Perhaps my love for Saint Cosme Condrieu boils down to this: If viognier is indeed the “parsnips of wine,” then the existence of this wine is living proof of how beautiful a parsnip can be.
Parsnip Apple Coriander Cumin Soup
Cooking parsnips is an exercise in understatement. The vegetable’s greatest virtue is likely its willingness to take a back seat to richer or more assertive ingredients. Parsnips want to be roasted with red pepper or mustard seed or cinnamon, or sauteed with mint or ginger. I roast them, along with carrots, to almost burnt, tossed in maple syrup and a splash of bourbon. I whip them together with turnips (and butter, cream, nutmeg, and roasted garlic) into a substitute for mashed potatoes. But my favorite is a simple soup made from parsnips and apples, along with coriander and cumin. I think this recipe showcases the subtlety that parsnips can bring to a dish.

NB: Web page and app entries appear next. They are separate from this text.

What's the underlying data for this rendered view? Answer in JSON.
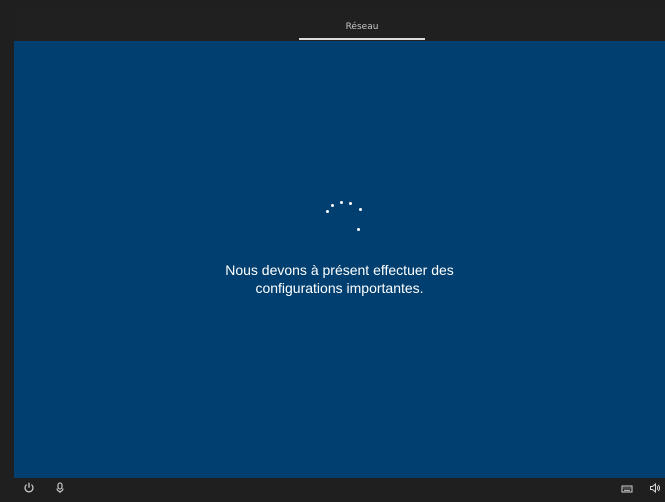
{
  "header": {
    "tab_label": "Réseau"
  },
  "main": {
    "message_line1": "Nous devons à présent effectuer des",
    "message_line2": "configurations importantes."
  },
  "icons": {
    "ease_of_access": "ease-of-access-icon",
    "microphone": "microphone-icon",
    "keyboard": "keyboard-icon",
    "volume": "volume-icon"
  },
  "colors": {
    "background": "#003f70",
    "topbar": "#202020",
    "text": "#ffffff",
    "accent": "#dcdcdc"
  }
}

For this soup, I like to caramelize the apples first, but even if you don’t want to do that extra step, this recipe works well enough by just tossing in the apples at the same time as the parsnips. For the apples, I like to use Stayman or Winesap or another thicker-skinned variety. Use more or less cumin and coriander, as you like. If the soup gets too thick when you puree it, just add a little extra stock. This recipe shouldn’t take more than 30 to 45 minutes to make. It is very forgiving. Much like the parsnip itself.
2 tablespoons butter
2–3 apples, sliced
2 tablespoons olive oil
1 onion, chopped
2 teaspoons ground coriander
1 teaspoon ground cumin
1 pound parsnips, peeled and chopped
3 cups chicken stock
Salt and pepper
In a pot, on medium-high heat, melt butter. Add apple and cook, stirring occasionally, until golden brown, about 5 to 7 minutes. Set aside apples.
Add olive oil to the pot, then add onions and cook until softened, about 2 minutes, then add coriander and cumin and cook for another minute.
Add caramelized apples, parsnips, and broth, then bring to a boil. Reduce heat, then simmer, stirring occasionally, until parsnips are tender, about 20 minutes.
Purée soup in the pot with an immersion blender or in batches in a regular blender until smooth. Add more stock if it gets too thick.
Salt and pepper to taste. Serve garnished with apple slices if you want to be fancy. Serves 2 to 4.